--- DIRECTIONS FOR THIS TASK ---
Across the entries below, determine how many lines include the word "SMTP". State only the resulting number.

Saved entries
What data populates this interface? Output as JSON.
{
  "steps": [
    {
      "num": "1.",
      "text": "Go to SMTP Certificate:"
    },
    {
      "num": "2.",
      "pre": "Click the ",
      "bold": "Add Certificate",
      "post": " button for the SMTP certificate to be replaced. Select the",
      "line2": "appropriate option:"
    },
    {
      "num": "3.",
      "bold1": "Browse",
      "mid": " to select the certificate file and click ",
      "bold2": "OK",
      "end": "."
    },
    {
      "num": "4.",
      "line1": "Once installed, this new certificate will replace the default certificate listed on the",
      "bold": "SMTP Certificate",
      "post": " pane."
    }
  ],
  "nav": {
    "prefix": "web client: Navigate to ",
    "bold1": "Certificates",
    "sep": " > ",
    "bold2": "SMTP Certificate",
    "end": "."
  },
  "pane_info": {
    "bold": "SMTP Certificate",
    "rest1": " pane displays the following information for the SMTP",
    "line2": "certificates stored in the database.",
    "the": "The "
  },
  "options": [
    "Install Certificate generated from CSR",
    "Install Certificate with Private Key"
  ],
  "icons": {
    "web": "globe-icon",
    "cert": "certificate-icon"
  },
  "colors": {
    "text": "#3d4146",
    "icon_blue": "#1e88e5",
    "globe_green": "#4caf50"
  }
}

--- OUTPUT FOR THIS TASK ---
6